When the suspension or reduction of contributions is lifted, employees may be required to make good on past contributions that were not paid.
JOHANNESBURG – To address the impact of Covid-19 and the nationwide lockdown on financially distressed employers and employees, the Financial Sector Conduct Authority (FSCA) issued Communication 11 of 2020, highlighting section 13A of the Pension Funds Act 24 of 1956 (PF Act) which regulates the payment of contributions and certain benefits to pension funds.
It requires the employer of a member to a pension fund, in line with the rules of the fund, to pay the pension fund in full any contribution which is deducted from the member’s remuneration (ie member contribution) and/or any contribution for which the employer is liable (ie employer contribution).
In terms of section 13A(3) of the PF Act, the full contributions that are payable to a fund in terms of its rules must be paid by no later than seven days after the end of the month for which such contributions are due and payable.
Due to practical considerations, however, most funds have rules (which are permissible in terms of section 13A(4) of the PF Act) that allow for the relaxation of section 13A(3) of the PF Act by making provision for instances where there is a break in service, employees take certain types of paid or unpaid leave, there is a postponement of contribution payments or a reduction of pensionable service.
Key points highlighted in the Communication are that:
– a rule that allows for the relaxation of the section can be relied on by an employer who may make a formal request to the board of a fund for the suspension or reduction of contributions due to financial strain caused by the Covid-19 pandemic. The board of the fund will have to consider such a request pursuant to the relevant rules and the circumstances of the employer. Funds must relay the decision made relating to the request to the affected members within 30 days of receipt of such request;
funds that currently do not have rules that make provision for the relaxation of contribution payments should urgently submit relevant rule amendments to the FSCA pursuant to engagements with employers to that effect. Only rule amendments relating to section 13A of the PF Act should be submitted to the FSCA as a matter of urgency. No other rule amendment should form part of the urgent submission;
for purposes of efficiently registering the rule amendment, the effective date of the agreement between a fund and an employer should be specified. Currently, the FSCA will only be able to provide an unstamped letter relating to the rule amendment and will only be able to provide a stamped version once business is back to normal; and
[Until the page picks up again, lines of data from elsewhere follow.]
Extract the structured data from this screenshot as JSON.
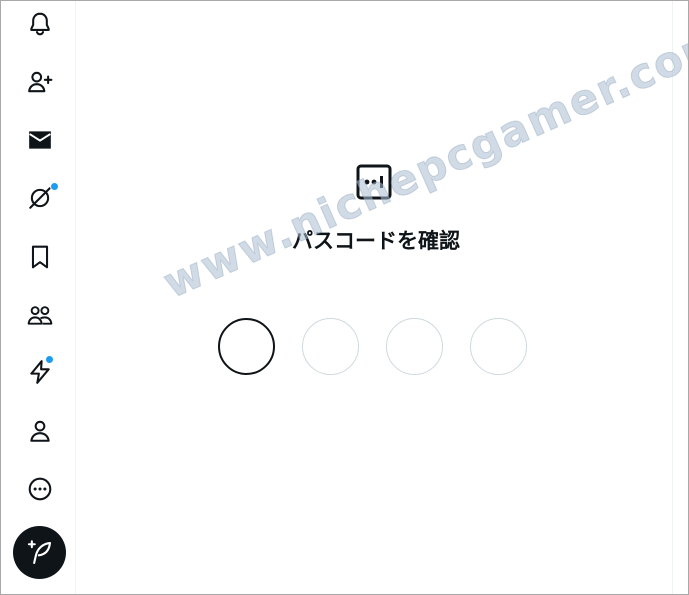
{
  "sidebar": {
    "items": [
      {
        "icon": "bell-icon",
        "label": "Notifications"
      },
      {
        "icon": "follow-user-icon",
        "label": "Follow"
      },
      {
        "icon": "mail-icon",
        "label": "Messages"
      },
      {
        "icon": "grok-icon",
        "label": "Grok",
        "badge": true
      },
      {
        "icon": "bookmark-icon",
        "label": "Bookmarks"
      },
      {
        "icon": "communities-icon",
        "label": "Communities"
      },
      {
        "icon": "premium-lightning-icon",
        "label": "Premium",
        "badge": true
      },
      {
        "icon": "profile-icon",
        "label": "Profile"
      },
      {
        "icon": "more-icon",
        "label": "More"
      }
    ],
    "compose_icon": "compose-post-icon"
  },
  "main": {
    "icon": "passcode-icon",
    "title": "パスコードを確認",
    "pin_count": 4,
    "active_pin_index": 0
  },
  "watermark": {
    "text": "www.nichepcgamer.com"
  },
  "colors": {
    "accent": "#1d9bf0",
    "text": "#0f1419",
    "pin_border": "#cfd9de"
  }
}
funds must maintain a record of affected members of the fund. The FSCA can request the record from funds and the funds must produce them upon request.
Generally, contributions to pension funds, provident funds or retirement annuity funds (retirement funds) are fully deductible by individuals (eg employees) but limited to the lesser of (i) R350 000; (ii) 27.5 percent of the higher of the individual’s normal remuneration or taxable income; or (iii) the individual’s normal taxable income without taxable capital gain.
Contributions to these retirement funds by an employer for the benefit of any employee or former employee in terms of the rules of the relevant fund are fully deductible, albeit that most approved rules limited the amount that may be contributed by an employer to retirement funds on behalf of employees. However, in certain circumstances contributions by an employer to a retirement fund for the benefit of employees may trigger a taxable fringe benefit liability.
Importantly, the deductible contributions made by an employee to a retirement fund may be taken into account in calculating the employees’ tax (PAYE) to be withheld. This is unchanged for the employer.
Any suspension or reduction of contributions due to financial strain caused by the Covid-19 pandemic would, however, mean that the deductions available to employees for contributions to retirement funds will no longer be available, resulting in increased taxable income (remuneration), and therefore more PAYE for the period of the suspension.
In other words, while the employees will derive a cash flow benefit from not having to make contributions to the retirement fund, their PAYE deductions will increase. However, there will still be a significant cash flow advantage for the employees in not having to make any contributions during the period of suspension.
When the suspension or reduction of contributions is lifted, employees may be required to make good on past contributions that were not paid. Provided this does not result in contributions by the employees exceeding the limits mentioned above, they will still be entitled to the relevant income tax deductions, and such contributions may be taken into account by employers in the determination of the employee’s remuneration for PAYE purposes.
Kirsten Eiser, Joon Chong, Des Kruger and Shane Johnson are attorneys at Webber Wentzel.